== Exercise ==
Please write out the full listing beneath this line exactly, skipping its images.
⁂
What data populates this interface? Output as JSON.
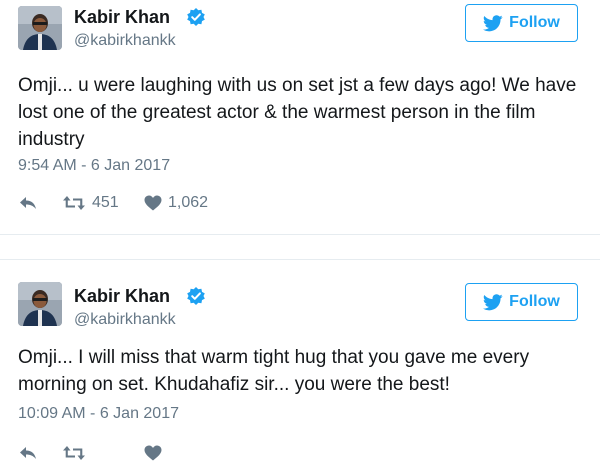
{
  "colors": {
    "brand_blue": "#1da1f2",
    "secondary_text": "#657786",
    "primary_text": "#14171a",
    "divider": "#e6ecf0"
  },
  "tweets": [
    {
      "display_name": "Kabir Khan",
      "handle": "@kabirkhankk",
      "verified": true,
      "follow_label": "Follow",
      "text": "Omji... u were laughing with us on set jst a few days ago! We have lost one of the greatest actor & the warmest person in the film industry",
      "timestamp": "9:54 AM - 6 Jan 2017",
      "retweets": "451",
      "likes": "1,062",
      "icons": [
        "avatar",
        "verified-badge-icon",
        "twitter-bird-icon",
        "reply-icon",
        "retweet-icon",
        "heart-icon"
      ]
    },
    {
      "display_name": "Kabir Khan",
      "handle": "@kabirkhankk",
      "verified": true,
      "follow_label": "Follow",
      "text": "Omji... I will miss that warm tight hug that you gave me every morning on set. Khudahafiz sir... you were the best!",
      "timestamp": "10:09 AM - 6 Jan 2017",
      "retweets": "",
      "likes": "",
      "icons": [
        "avatar",
        "verified-badge-icon",
        "twitter-bird-icon",
        "reply-icon",
        "retweet-icon",
        "heart-icon"
      ]
    }
  ]
}
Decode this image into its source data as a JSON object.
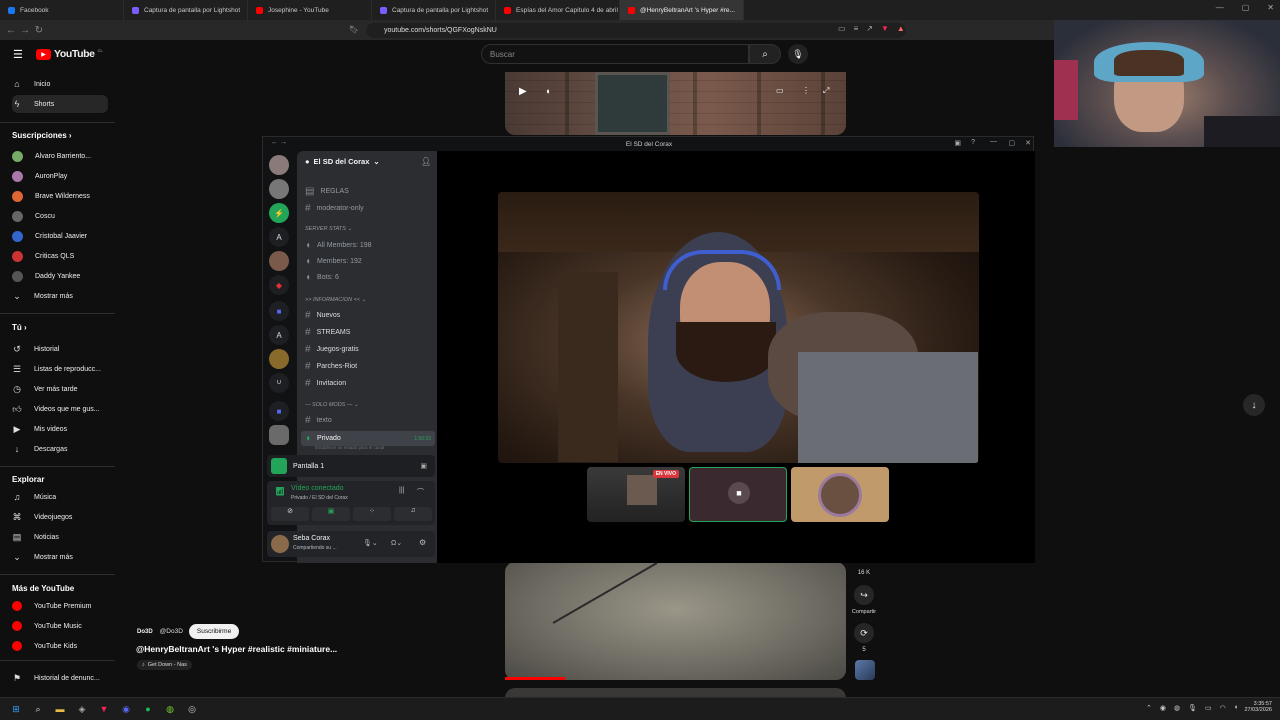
{
  "browser": {
    "tabs": [
      {
        "label": "Facebook",
        "color": "#1877f2"
      },
      {
        "label": "Captura de pantalla por Lightshot",
        "color": "#7b5cff"
      },
      {
        "label": "Josephine - YouTube",
        "color": "#ff0000"
      },
      {
        "label": "Captura de pantalla por Lightshot",
        "color": "#7b5cff"
      },
      {
        "label": "Espías del Amor Capítulo 4 de abril",
        "color": "#ff0000"
      },
      {
        "label": "@HenryBeltranArt 's Hyper #re...",
        "color": "#ff0000"
      }
    ],
    "url": "youtube.com/shorts/QGFXogNskNU"
  },
  "youtube": {
    "logo": "YouTube",
    "logo_sup": "CL",
    "search_placeholder": "Buscar",
    "nav": [
      {
        "label": "Inicio",
        "icon": "home-icon"
      },
      {
        "label": "Shorts",
        "icon": "shorts-icon"
      }
    ],
    "subs_title": "Suscripciones",
    "subs": [
      {
        "label": "Alvaro Barriento...",
        "color": "#7a6"
      },
      {
        "label": "AuronPlay",
        "color": "#a7a"
      },
      {
        "label": "Brave Wilderness",
        "color": "#d63"
      },
      {
        "label": "Coscu",
        "color": "#666"
      },
      {
        "label": "Cristobal Jaavier",
        "color": "#36c"
      },
      {
        "label": "Criticas QLS",
        "color": "#c33"
      },
      {
        "label": "Daddy Yankee",
        "color": "#555"
      }
    ],
    "show_more": "Mostrar más",
    "you_title": "Tú",
    "you": [
      {
        "label": "Historial",
        "icon": "history-icon"
      },
      {
        "label": "Listas de reproducc...",
        "icon": "playlist-icon"
      },
      {
        "label": "Ver más tarde",
        "icon": "clock-icon"
      },
      {
        "label": "Videos que me gus...",
        "icon": "like-icon"
      },
      {
        "label": "Mis videos",
        "icon": "video-icon"
      },
      {
        "label": "Descargas",
        "icon": "download-icon"
      }
    ],
    "explore_title": "Explorar",
    "explore": [
      {
        "label": "Música",
        "icon": "music-icon"
      },
      {
        "label": "Videojuegos",
        "icon": "gamepad-icon"
      },
      {
        "label": "Noticias",
        "icon": "news-icon"
      },
      {
        "label": "Mostrar más",
        "icon": "chevron-down-icon"
      }
    ],
    "more_title": "Más de YouTube",
    "more": [
      {
        "label": "YouTube Premium"
      },
      {
        "label": "YouTube Music"
      },
      {
        "label": "YouTube Kids"
      }
    ],
    "report": "Historial de denunc...",
    "short": {
      "channel": "@Do3D",
      "subscribe": "Suscribirme",
      "title": "@HenryBeltranArt 's Hyper #realistic #miniature...",
      "music": "Get Down - Nas",
      "likes": "16 K",
      "share": "Compartir",
      "remix_count": "5"
    }
  },
  "discord": {
    "window_title": "El SD del Corax",
    "server_name": "El SD del Corax",
    "channels": [
      {
        "label": "REGLAS",
        "type": "text"
      },
      {
        "label": "moderator-only",
        "type": "text"
      }
    ],
    "cat_stats": "SERVER STATS",
    "stats": [
      "All Members: 198",
      "Members: 192",
      "Bots: 6"
    ],
    "cat_info": ">> INFORMACION <<",
    "info_channels": [
      "Nuevos",
      "STREAMS",
      "Juegos-gratis",
      "Parches-Riot",
      "Invitacion"
    ],
    "cat_mods": "--- SOLO MODS ---",
    "mod_channels": [
      "texto"
    ],
    "voice_channel": "Privado",
    "voice_time": "1:50:33",
    "voice_hint": "Establecer un estado para el canal",
    "screen_label": "Pantalla 1",
    "connected": "Vídeo conectado",
    "connected_sub": "Privado / El SD del Corax",
    "user_name": "Seba Corax",
    "user_status": "Compartiendo su ...",
    "live_badge": "EN VIVO"
  },
  "taskbar": {
    "time": "3:35:57",
    "date": "27/03/2026"
  }
}
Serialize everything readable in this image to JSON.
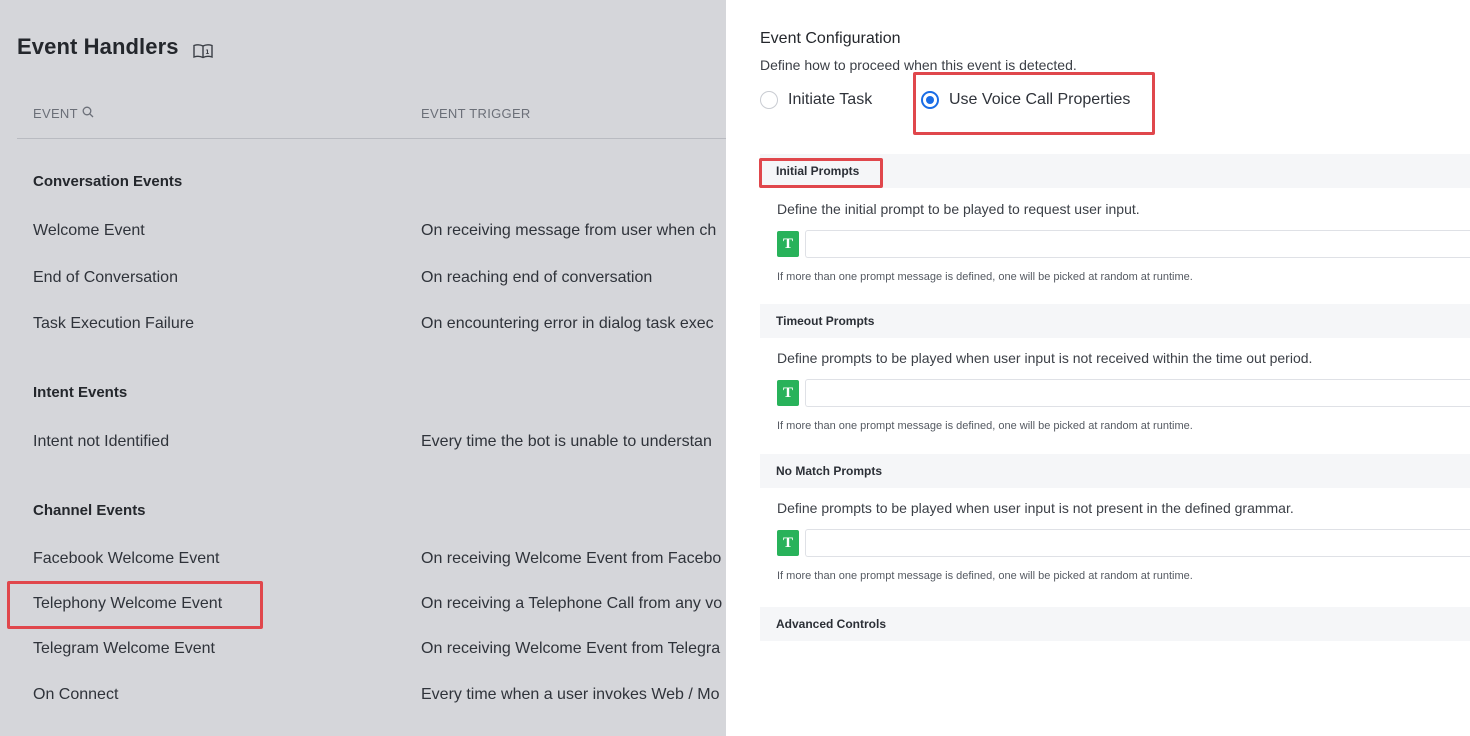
{
  "left": {
    "title": "Event Handlers",
    "columns": {
      "event": "EVENT",
      "trigger": "EVENT TRIGGER"
    },
    "groups": [
      {
        "title": "Conversation Events",
        "rows": [
          {
            "name": "Welcome Event",
            "trigger": "On receiving message from user when ch"
          },
          {
            "name": "End of Conversation",
            "trigger": "On reaching end of conversation"
          },
          {
            "name": "Task Execution Failure",
            "trigger": "On encountering error in dialog task exec"
          }
        ]
      },
      {
        "title": "Intent Events",
        "rows": [
          {
            "name": "Intent not Identified",
            "trigger": "Every time the bot is unable to understan"
          }
        ]
      },
      {
        "title": "Channel Events",
        "rows": [
          {
            "name": "Facebook Welcome Event",
            "trigger": "On receiving Welcome Event from Facebo"
          },
          {
            "name": "Telephony Welcome Event",
            "trigger": "On receiving a Telephone Call from any vo"
          },
          {
            "name": "Telegram Welcome Event",
            "trigger": "On receiving Welcome Event from Telegra"
          },
          {
            "name": "On Connect",
            "trigger": "Every time when a user invokes Web / Mo"
          }
        ]
      }
    ]
  },
  "right": {
    "title": "Event Configuration",
    "description": "Define how to proceed when this event is detected.",
    "options": [
      {
        "label": "Initiate Task",
        "selected": false
      },
      {
        "label": "Use Voice Call Properties",
        "selected": true
      }
    ],
    "sections": [
      {
        "title": "Initial Prompts",
        "description": "Define the initial prompt to be played to request user input.",
        "hint": "If more than one prompt message is defined, one will be picked at random at runtime.",
        "prompt_value": ""
      },
      {
        "title": "Timeout Prompts",
        "description": "Define prompts to be played when user input is not received within the time out period.",
        "hint": "If more than one prompt message is defined, one will be picked at random at runtime.",
        "prompt_value": ""
      },
      {
        "title": "No Match Prompts",
        "description": "Define prompts to be played when user input is not present in the defined grammar.",
        "hint": "If more than one prompt message is defined, one will be picked at random at runtime.",
        "prompt_value": ""
      }
    ],
    "advanced": "Advanced Controls",
    "text_prompt_icon": "T"
  },
  "icons": {
    "book": "book-icon",
    "search": "search-icon",
    "text_prompt": "text-prompt-icon"
  },
  "colors": {
    "highlight": "#e0474c",
    "radio_selected": "#1a6de6",
    "prompt_icon": "#28b25a",
    "overlay": "#d5d6da"
  }
}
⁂
== Output for this exercise ==
What data populates this interface? Output as JSON.
{
  "colors": {
    "brand_blue": "#1da1f2",
    "secondary_text": "#657786",
    "primary_text": "#14171a",
    "divider": "#e6ecf0"
  },
  "tweets": [
    {
      "display_name": "Kabir Khan",
      "handle": "@kabirkhankk",
      "verified": true,
      "follow_label": "Follow",
      "text": "Omji... u were laughing with us on set jst a few days ago! We have lost one of the greatest actor & the warmest person in the film industry",
      "timestamp": "9:54 AM - 6 Jan 2017",
      "retweets": "451",
      "likes": "1,062",
      "icons": [
        "avatar",
        "verified-badge-icon",
        "twitter-bird-icon",
        "reply-icon",
        "retweet-icon",
        "heart-icon"
      ]
    },
    {
      "display_name": "Kabir Khan",
      "handle": "@kabirkhankk",
      "verified": true,
      "follow_label": "Follow",
      "text": "Omji... I will miss that warm tight hug that you gave me every morning on set. Khudahafiz sir... you were the best!",
      "timestamp": "10:09 AM - 6 Jan 2017",
      "retweets": "",
      "likes": "",
      "icons": [
        "avatar",
        "verified-badge-icon",
        "twitter-bird-icon",
        "reply-icon",
        "retweet-icon",
        "heart-icon"
      ]
    }
  ]
}
Decode this image into its source data as a JSON object.
{
  "browser": {
    "tabs": [
      {
        "label": "Facebook",
        "color": "#1877f2"
      },
      {
        "label": "Captura de pantalla por Lightshot",
        "color": "#7b5cff"
      },
      {
        "label": "Josephine - YouTube",
        "color": "#ff0000"
      },
      {
        "label": "Captura de pantalla por Lightshot",
        "color": "#7b5cff"
      },
      {
        "label": "Espías del Amor Capítulo 4 de abril",
        "color": "#ff0000"
      },
      {
        "label": "@HenryBeltranArt 's Hyper #re...",
        "color": "#ff0000"
      }
    ],
    "url": "youtube.com/shorts/QGFXogNskNU"
  },
  "youtube": {
    "logo": "YouTube",
    "logo_sup": "CL",
    "search_placeholder": "Buscar",
    "nav": [
      {
        "label": "Inicio",
        "icon": "home-icon"
      },
      {
        "label": "Shorts",
        "icon": "shorts-icon"
      }
    ],
    "subs_title": "Suscripciones",
    "subs": [
      {
        "label": "Alvaro Barriento...",
        "color": "#7a6"
      },
      {
        "label": "AuronPlay",
        "color": "#a7a"
      },
      {
        "label": "Brave Wilderness",
        "color": "#d63"
      },
      {
        "label": "Coscu",
        "color": "#666"
      },
      {
        "label": "Cristobal Jaavier",
        "color": "#36c"
      },
      {
        "label": "Criticas QLS",
        "color": "#c33"
      },
      {
        "label": "Daddy Yankee",
        "color": "#555"
      }
    ],
    "show_more": "Mostrar más",
    "you_title": "Tú",
    "you": [
      {
        "label": "Historial",
        "icon": "history-icon"
      },
      {
        "label": "Listas de reproducc...",
        "icon": "playlist-icon"
      },
      {
        "label": "Ver más tarde",
        "icon": "clock-icon"
      },
      {
        "label": "Videos que me gus...",
        "icon": "like-icon"
      },
      {
        "label": "Mis videos",
        "icon": "video-icon"
      },
      {
        "label": "Descargas",
        "icon": "download-icon"
      }
    ],
    "explore_title": "Explorar",
    "explore": [
      {
        "label": "Música",
        "icon": "music-icon"
      },
      {
        "label": "Videojuegos",
        "icon": "gamepad-icon"
      },
      {
        "label": "Noticias",
        "icon": "news-icon"
      },
      {
        "label": "Mostrar más",
        "icon": "chevron-down-icon"
      }
    ],
    "more_title": "Más de YouTube",
    "more": [
      {
        "label": "YouTube Premium"
      },
      {
        "label": "YouTube Music"
      },
      {
        "label": "YouTube Kids"
      }
    ],
    "report": "Historial de denunc...",
    "short": {
      "channel": "@Do3D",
      "subscribe": "Suscribirme",
      "title": "@HenryBeltranArt 's Hyper #realistic #miniature...",
      "music": "Get Down - Nas",
      "likes": "16 K",
      "share": "Compartir",
      "remix_count": "5"
    }
  },
  "discord": {
    "window_title": "El SD del Corax",
    "server_name": "El SD del Corax",
    "channels": [
      {
        "label": "REGLAS",
        "type": "text"
      },
      {
        "label": "moderator-only",
        "type": "text"
      }
    ],
    "cat_stats": "SERVER STATS",
    "stats": [
      "All Members: 198",
      "Members: 192",
      "Bots: 6"
    ],
    "cat_info": ">> INFORMACION <<",
    "info_channels": [
      "Nuevos",
      "STREAMS",
      "Juegos-gratis",
      "Parches-Riot",
      "Invitacion"
    ],
    "cat_mods": "--- SOLO MODS ---",
    "mod_channels": [
      "texto"
    ],
    "voice_channel": "Privado",
    "voice_time": "1:50:33",
    "voice_hint": "Establecer un estado para el canal",
    "screen_label": "Pantalla 1",
    "connected": "Vídeo conectado",
    "connected_sub": "Privado / El SD del Corax",
    "user_name": "Seba Corax",
    "user_status": "Compartiendo su ...",
    "live_badge": "EN VIVO"
  },
  "taskbar": {
    "time": "3:35:57",
    "date": "27/03/2026"
  }
}
Serialize everything readable in this image to JSON.
{
  "left": {
    "title": "Event Handlers",
    "columns": {
      "event": "EVENT",
      "trigger": "EVENT TRIGGER"
    },
    "groups": [
      {
        "title": "Conversation Events",
        "rows": [
          {
            "name": "Welcome Event",
            "trigger": "On receiving message from user when ch"
          },
          {
            "name": "End of Conversation",
            "trigger": "On reaching end of conversation"
          },
          {
            "name": "Task Execution Failure",
            "trigger": "On encountering error in dialog task exec"
          }
        ]
      },
      {
        "title": "Intent Events",
        "rows": [
          {
            "name": "Intent not Identified",
            "trigger": "Every time the bot is unable to understan"
          }
        ]
      },
      {
        "title": "Channel Events",
        "rows": [
          {
            "name": "Facebook Welcome Event",
            "trigger": "On receiving Welcome Event from Facebo"
          },
          {
            "name": "Telephony Welcome Event",
            "trigger": "On receiving a Telephone Call from any vo"
          },
          {
            "name": "Telegram Welcome Event",
            "trigger": "On receiving Welcome Event from Telegra"
          },
          {
            "name": "On Connect",
            "trigger": "Every time when a user invokes Web / Mo"
          }
        ]
      }
    ]
  },
  "right": {
    "title": "Event Configuration",
    "description": "Define how to proceed when this event is detected.",
    "options": [
      {
        "label": "Initiate Task",
        "selected": false
      },
      {
        "label": "Use Voice Call Properties",
        "selected": true
      }
    ],
    "sections": [
      {
        "title": "Initial Prompts",
        "description": "Define the initial prompt to be played to request user input.",
        "hint": "If more than one prompt message is defined, one will be picked at random at runtime.",
        "prompt_value": ""
      },
      {
        "title": "Timeout Prompts",
        "description": "Define prompts to be played when user input is not received within the time out period.",
        "hint": "If more than one prompt message is defined, one will be picked at random at runtime.",
        "prompt_value": ""
      },
      {
        "title": "No Match Prompts",
        "description": "Define prompts to be played when user input is not present in the defined grammar.",
        "hint": "If more than one prompt message is defined, one will be picked at random at runtime.",
        "prompt_value": ""
      }
    ],
    "advanced": "Advanced Controls",
    "text_prompt_icon": "T"
  },
  "icons": {
    "book": "book-icon",
    "search": "search-icon",
    "text_prompt": "text-prompt-icon"
  },
  "colors": {
    "highlight": "#e0474c",
    "radio_selected": "#1a6de6",
    "prompt_icon": "#28b25a",
    "overlay": "#d5d6da"
  }
}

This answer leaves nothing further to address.